In a fascinating review of Boltanski and Chiapello’s book, New Spirit of CapitalismBenjamin Evans, a Ph.D candidate at the New School, director of Projective City Contemporary Art, and former director of NurtureArt, suggests that emerging artists in communities such as Minnesota, Berlin and Brooklyn are more mired in contemporary capitalism than we admit. It’s not just happening in Chelsea:

[Making a] connection between “emerging” artists and contemporary capitalism
isn’t quite so audacious. Reading this book while running a Brooklyn
gallery gave me the impression that at times the authors were in fact
writing about myself, my friends, and the legions of hungry artists I
came in contact with. For really, such artists are in effect budding
entrepreneurs, attempting to sell the brands that they have become. They
are not only the producers of a product, they are also its primary
advertisers, wholesalers, and often retailers. Success on any level
depends almost entirely on network performance, the ability to coalesce
with others around diverse projects. “Work” involves not only hours in a
studio, but also attending openings, going to parties, shaking hands,
schmoozing, making Facebook type “friends” who can immediately be put
into the service of further project development. All contacts are
potential partners on a project, potential platforms for network
extension. Being a contemporary artist without giving up the common
moral prohibition on instrumentalizing other humans is almost
impossible, as contemporary success is defined entirely by a marketplace
whose workings utterly require such instrumentalization….

I’m not sure what this means yet, but I’m definitely going to put the article on my students’ reading lists.  Read more.

Related posts:
Lovable: Chris Martin at Anton Kern
2014 Whitney Biennial: Curators’ statements, painting links
Sharon Horvath: Condensed visionary fictions
The slaves to facture vs. tentative doubters at Exit Art

——

Two Coats of Paint is licensed under a Creative Commons Attribution – Noncommercial-No Derivative Works 3.0 United States License. For permission to use content beyond the scope of this license, permission is required.

Two Coats of Paint is licensed under a Creative Commons Attribution – Noncommercial-No Derivative Works 3.0 United States License. To use content beyond the scope of this license, permission is required.

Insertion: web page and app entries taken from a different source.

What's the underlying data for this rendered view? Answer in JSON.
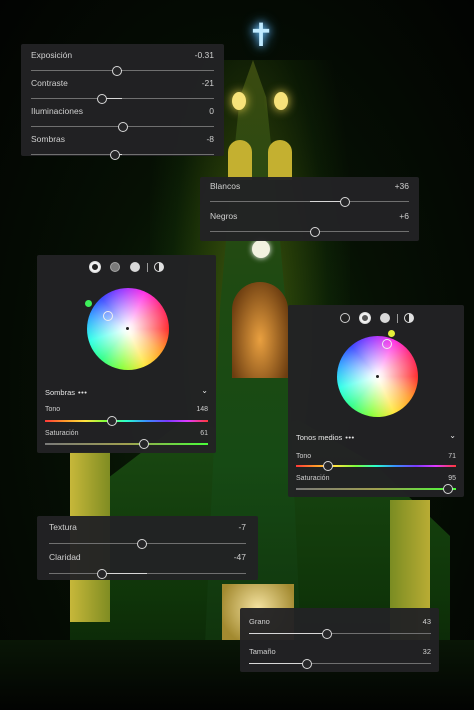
{
  "basic": {
    "exposure": {
      "label": "Exposición",
      "value": "-0.31",
      "level": 0.47
    },
    "contrast": {
      "label": "Contraste",
      "value": "-21",
      "level": 0.39
    },
    "highlights": {
      "label": "Iluminaciones",
      "value": "0",
      "level": 0.5
    },
    "shadows": {
      "label": "Sombras",
      "value": "-8",
      "level": 0.46
    }
  },
  "tone": {
    "whites": {
      "label": "Blancos",
      "value": "+36",
      "level": 0.68
    },
    "blacks": {
      "label": "Negros",
      "value": "+6",
      "level": 0.53
    }
  },
  "grading_shadows": {
    "section": "Sombras",
    "more": "•••",
    "hue_label": "Tono",
    "hue_value": "148",
    "hue_level": 0.41,
    "sat_label": "Saturación",
    "sat_value": "61",
    "sat_level": 0.61
  },
  "grading_midtones": {
    "section": "Tonos medios",
    "more": "•••",
    "hue_label": "Tono",
    "hue_value": "71",
    "hue_level": 0.2,
    "sat_label": "Saturación",
    "sat_value": "95",
    "sat_level": 0.95
  },
  "detail": {
    "texture": {
      "label": "Textura",
      "value": "-7",
      "level": 0.47
    },
    "clarity": {
      "label": "Claridad",
      "value": "-47",
      "level": 0.27
    }
  },
  "grain": {
    "amount": {
      "label": "Grano",
      "value": "43",
      "level": 0.43
    },
    "size": {
      "label": "Tamaño",
      "value": "32",
      "level": 0.32
    }
  },
  "colors": {
    "panel": "#222224",
    "shadow_pin": "#3df05a",
    "midtone_pin": "#e4f03a"
  },
  "icons": [
    "cross-icon",
    "chevron-down-icon",
    "more-icon",
    "mode-circle-icon",
    "split-circle-icon"
  ]
}
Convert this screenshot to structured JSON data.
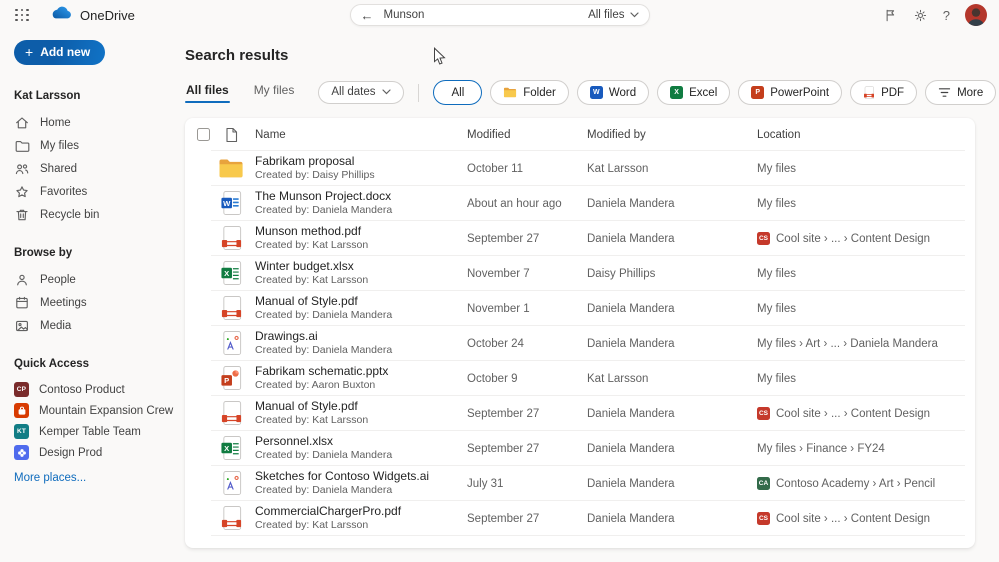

Tags:

Leave a Reply

Your email address will not be published. Required fields are marked *